» To do
From the listing below, work out the number of lines containing "turktelekom" and give that number without comment.

----

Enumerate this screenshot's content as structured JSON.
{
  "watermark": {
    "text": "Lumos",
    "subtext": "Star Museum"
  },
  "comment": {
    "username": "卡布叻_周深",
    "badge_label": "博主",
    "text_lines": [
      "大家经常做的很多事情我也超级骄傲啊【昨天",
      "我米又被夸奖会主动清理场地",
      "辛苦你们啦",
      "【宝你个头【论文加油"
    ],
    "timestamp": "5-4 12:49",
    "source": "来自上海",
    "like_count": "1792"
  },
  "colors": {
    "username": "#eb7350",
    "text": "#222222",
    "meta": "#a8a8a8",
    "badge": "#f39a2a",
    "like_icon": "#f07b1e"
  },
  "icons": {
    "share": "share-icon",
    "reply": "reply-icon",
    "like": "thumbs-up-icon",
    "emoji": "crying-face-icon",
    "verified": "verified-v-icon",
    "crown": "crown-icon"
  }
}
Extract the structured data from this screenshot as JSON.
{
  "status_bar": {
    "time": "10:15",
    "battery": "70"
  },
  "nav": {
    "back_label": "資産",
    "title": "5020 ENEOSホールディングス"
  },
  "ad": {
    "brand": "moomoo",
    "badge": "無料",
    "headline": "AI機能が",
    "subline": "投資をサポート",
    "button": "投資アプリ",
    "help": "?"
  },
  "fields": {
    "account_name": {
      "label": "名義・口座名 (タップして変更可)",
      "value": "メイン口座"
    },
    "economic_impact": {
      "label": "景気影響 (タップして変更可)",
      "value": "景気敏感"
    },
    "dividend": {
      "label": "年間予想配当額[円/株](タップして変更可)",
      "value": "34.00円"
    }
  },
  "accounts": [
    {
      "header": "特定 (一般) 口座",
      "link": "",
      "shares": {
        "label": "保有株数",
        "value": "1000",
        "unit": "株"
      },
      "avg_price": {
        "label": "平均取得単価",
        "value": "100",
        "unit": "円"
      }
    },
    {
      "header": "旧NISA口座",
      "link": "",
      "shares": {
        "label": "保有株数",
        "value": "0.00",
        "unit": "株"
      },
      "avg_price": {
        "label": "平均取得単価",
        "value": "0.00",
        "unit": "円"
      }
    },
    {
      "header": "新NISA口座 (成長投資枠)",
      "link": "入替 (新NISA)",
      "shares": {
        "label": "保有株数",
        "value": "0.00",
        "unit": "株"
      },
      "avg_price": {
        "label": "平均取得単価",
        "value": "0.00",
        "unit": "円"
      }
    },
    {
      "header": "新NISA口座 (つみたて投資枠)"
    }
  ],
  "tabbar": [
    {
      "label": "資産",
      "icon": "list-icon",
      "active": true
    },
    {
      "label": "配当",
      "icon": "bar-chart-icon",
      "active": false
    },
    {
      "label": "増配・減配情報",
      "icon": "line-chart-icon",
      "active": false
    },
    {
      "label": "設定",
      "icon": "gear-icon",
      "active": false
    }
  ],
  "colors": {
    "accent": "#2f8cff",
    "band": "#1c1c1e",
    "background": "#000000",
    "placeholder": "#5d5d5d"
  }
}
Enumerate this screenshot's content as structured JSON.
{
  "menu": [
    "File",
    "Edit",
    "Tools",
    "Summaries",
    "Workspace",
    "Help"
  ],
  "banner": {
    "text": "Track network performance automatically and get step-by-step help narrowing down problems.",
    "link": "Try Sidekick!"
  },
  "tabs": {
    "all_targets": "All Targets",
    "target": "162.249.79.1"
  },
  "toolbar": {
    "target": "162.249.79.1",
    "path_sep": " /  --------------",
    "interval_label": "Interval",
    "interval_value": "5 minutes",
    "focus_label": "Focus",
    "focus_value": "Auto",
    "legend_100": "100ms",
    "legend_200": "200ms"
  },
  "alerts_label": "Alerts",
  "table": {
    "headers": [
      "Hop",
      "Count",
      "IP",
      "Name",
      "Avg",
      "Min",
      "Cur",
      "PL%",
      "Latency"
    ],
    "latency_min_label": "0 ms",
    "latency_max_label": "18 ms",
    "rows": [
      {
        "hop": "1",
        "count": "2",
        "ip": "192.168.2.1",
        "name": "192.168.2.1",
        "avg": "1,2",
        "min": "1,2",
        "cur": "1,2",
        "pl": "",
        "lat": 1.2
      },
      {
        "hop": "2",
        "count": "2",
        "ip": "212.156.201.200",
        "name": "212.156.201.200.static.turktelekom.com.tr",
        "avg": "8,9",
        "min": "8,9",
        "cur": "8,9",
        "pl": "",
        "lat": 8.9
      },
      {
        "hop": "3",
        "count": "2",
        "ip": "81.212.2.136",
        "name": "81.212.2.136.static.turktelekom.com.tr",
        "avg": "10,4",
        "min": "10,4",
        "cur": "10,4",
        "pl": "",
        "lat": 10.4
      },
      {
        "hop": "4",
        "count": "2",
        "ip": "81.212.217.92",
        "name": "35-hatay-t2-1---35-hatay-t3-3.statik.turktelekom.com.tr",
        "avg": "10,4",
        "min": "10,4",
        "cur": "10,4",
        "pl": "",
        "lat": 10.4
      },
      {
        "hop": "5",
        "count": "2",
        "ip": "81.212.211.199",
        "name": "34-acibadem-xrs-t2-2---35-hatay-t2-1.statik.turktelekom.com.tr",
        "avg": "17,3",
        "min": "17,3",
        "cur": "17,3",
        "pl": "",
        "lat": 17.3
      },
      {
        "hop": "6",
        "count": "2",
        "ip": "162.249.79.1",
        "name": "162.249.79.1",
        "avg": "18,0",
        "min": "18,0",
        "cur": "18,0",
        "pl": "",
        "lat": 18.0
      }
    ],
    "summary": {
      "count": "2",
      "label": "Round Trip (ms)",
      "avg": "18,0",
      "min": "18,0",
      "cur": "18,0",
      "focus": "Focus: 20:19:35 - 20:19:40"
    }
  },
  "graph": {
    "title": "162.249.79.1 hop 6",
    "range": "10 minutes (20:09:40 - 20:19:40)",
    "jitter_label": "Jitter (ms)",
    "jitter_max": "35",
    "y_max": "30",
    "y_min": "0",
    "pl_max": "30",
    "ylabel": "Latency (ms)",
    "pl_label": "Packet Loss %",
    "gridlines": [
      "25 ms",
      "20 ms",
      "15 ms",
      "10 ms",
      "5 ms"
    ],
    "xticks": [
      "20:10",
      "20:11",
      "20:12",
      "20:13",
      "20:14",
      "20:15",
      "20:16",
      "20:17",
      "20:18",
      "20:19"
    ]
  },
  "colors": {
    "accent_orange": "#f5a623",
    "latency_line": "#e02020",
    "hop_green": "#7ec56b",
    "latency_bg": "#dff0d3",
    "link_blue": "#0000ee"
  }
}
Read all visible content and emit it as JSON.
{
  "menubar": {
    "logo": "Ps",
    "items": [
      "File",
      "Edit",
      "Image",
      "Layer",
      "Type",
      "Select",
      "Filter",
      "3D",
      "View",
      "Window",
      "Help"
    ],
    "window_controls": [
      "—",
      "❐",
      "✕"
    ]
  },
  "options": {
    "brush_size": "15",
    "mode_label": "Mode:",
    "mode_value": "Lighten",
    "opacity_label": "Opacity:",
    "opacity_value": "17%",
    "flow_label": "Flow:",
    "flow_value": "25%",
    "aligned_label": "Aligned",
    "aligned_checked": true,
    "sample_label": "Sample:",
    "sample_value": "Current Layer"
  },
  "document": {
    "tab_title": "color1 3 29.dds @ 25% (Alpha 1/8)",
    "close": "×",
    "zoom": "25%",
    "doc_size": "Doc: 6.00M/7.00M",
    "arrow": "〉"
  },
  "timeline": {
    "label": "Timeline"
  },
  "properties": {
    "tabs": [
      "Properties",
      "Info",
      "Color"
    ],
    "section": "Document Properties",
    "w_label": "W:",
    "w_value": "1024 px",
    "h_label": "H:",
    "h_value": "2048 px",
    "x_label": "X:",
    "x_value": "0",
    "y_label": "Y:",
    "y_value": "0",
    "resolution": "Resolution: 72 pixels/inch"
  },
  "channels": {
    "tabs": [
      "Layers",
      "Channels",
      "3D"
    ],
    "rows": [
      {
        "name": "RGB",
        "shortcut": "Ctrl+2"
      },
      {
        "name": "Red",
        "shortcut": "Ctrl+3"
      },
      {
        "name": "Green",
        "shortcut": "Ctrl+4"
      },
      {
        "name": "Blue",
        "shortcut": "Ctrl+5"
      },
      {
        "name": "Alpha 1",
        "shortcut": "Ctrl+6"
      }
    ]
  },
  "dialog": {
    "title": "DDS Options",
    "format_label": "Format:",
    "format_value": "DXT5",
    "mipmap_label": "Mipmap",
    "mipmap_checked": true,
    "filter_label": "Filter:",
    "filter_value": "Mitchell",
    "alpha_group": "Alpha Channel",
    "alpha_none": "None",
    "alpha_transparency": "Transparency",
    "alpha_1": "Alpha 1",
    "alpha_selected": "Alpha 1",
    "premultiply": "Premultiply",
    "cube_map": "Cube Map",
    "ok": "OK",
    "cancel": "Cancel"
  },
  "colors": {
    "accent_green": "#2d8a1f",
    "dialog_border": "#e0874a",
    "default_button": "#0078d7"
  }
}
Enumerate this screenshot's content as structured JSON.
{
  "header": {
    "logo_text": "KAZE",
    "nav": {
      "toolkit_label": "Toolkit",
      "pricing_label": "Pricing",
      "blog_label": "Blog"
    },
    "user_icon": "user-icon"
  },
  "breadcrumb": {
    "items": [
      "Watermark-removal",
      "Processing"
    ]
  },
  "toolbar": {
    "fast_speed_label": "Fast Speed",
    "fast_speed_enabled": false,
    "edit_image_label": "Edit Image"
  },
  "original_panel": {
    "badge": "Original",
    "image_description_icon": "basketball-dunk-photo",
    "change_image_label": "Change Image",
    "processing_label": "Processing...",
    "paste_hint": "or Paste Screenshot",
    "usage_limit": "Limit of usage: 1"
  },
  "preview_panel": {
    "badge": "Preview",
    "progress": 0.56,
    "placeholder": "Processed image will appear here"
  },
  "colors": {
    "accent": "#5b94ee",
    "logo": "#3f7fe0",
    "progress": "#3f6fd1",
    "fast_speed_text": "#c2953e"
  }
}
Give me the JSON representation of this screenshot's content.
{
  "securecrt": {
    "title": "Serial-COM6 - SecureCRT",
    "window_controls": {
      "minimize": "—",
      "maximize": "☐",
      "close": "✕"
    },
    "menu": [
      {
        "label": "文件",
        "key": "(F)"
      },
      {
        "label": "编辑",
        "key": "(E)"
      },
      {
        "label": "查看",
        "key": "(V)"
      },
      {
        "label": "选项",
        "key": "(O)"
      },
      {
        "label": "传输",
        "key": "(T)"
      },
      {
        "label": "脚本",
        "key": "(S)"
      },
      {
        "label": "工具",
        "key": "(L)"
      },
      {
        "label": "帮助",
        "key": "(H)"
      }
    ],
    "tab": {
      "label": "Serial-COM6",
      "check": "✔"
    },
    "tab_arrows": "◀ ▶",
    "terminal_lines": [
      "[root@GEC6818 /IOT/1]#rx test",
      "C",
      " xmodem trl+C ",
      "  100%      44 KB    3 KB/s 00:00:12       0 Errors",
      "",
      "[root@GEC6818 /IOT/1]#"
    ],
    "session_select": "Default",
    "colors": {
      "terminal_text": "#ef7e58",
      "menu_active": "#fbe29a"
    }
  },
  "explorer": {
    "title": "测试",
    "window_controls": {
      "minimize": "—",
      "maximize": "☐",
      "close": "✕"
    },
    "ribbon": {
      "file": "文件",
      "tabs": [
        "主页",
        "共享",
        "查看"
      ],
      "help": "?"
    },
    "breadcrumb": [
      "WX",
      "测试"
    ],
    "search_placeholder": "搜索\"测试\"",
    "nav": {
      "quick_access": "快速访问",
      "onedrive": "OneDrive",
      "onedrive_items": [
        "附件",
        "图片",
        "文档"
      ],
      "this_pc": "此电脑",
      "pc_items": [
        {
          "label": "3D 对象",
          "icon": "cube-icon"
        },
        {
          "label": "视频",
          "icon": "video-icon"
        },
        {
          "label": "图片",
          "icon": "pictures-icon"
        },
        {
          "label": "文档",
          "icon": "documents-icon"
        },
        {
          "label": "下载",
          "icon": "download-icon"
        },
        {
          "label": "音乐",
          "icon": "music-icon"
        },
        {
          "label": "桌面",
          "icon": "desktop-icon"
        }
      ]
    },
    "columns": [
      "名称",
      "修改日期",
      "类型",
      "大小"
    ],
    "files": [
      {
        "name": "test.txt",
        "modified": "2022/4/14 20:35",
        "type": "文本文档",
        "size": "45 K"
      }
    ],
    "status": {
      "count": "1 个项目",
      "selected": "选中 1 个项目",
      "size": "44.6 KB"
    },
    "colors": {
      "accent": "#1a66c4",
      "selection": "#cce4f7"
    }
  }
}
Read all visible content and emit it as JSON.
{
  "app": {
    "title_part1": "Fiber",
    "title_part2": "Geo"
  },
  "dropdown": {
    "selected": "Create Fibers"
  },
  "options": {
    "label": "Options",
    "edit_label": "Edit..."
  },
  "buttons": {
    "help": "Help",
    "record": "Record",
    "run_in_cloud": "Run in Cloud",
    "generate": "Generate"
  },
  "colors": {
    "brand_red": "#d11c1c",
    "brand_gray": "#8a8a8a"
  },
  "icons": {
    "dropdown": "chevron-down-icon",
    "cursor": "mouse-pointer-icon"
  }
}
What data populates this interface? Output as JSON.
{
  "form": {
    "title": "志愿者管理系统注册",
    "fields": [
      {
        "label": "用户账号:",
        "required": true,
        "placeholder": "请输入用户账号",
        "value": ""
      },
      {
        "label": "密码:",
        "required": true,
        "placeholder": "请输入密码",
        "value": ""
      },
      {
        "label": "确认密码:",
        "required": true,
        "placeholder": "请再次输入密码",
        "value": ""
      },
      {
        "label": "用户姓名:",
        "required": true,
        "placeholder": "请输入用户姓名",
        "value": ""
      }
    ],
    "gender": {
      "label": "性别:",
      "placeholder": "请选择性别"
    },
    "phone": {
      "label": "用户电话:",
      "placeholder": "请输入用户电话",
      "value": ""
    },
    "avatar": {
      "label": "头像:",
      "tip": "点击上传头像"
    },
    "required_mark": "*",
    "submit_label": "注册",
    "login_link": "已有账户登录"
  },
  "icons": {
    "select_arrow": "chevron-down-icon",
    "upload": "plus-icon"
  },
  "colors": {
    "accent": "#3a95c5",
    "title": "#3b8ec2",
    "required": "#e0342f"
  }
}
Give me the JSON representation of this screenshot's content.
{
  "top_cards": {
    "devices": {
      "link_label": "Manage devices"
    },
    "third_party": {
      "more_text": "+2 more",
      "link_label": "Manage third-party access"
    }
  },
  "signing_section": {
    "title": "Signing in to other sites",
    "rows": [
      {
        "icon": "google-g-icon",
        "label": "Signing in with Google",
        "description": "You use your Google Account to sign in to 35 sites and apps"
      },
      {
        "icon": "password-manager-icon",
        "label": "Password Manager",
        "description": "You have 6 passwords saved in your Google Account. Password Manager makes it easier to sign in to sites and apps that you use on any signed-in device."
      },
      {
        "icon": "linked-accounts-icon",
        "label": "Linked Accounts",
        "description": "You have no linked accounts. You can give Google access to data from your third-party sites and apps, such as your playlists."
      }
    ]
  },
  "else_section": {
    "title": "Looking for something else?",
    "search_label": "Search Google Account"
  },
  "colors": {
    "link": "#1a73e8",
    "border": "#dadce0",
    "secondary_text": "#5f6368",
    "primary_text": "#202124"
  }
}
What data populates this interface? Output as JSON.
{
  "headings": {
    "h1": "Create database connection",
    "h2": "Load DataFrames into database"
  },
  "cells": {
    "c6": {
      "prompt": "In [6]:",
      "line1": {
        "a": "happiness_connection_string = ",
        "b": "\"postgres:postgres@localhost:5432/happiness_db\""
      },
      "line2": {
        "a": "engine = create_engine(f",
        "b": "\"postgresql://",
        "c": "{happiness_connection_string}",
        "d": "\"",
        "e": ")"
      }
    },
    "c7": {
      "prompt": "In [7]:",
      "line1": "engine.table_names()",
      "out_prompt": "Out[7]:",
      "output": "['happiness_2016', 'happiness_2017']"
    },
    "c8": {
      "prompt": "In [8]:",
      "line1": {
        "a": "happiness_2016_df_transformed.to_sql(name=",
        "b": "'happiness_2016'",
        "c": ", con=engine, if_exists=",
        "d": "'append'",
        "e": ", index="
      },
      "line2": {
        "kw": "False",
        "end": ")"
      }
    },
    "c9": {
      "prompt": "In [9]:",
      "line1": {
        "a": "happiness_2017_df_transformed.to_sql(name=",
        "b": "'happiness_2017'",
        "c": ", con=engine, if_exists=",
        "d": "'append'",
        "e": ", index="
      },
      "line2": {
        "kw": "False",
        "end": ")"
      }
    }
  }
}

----

» Response box
4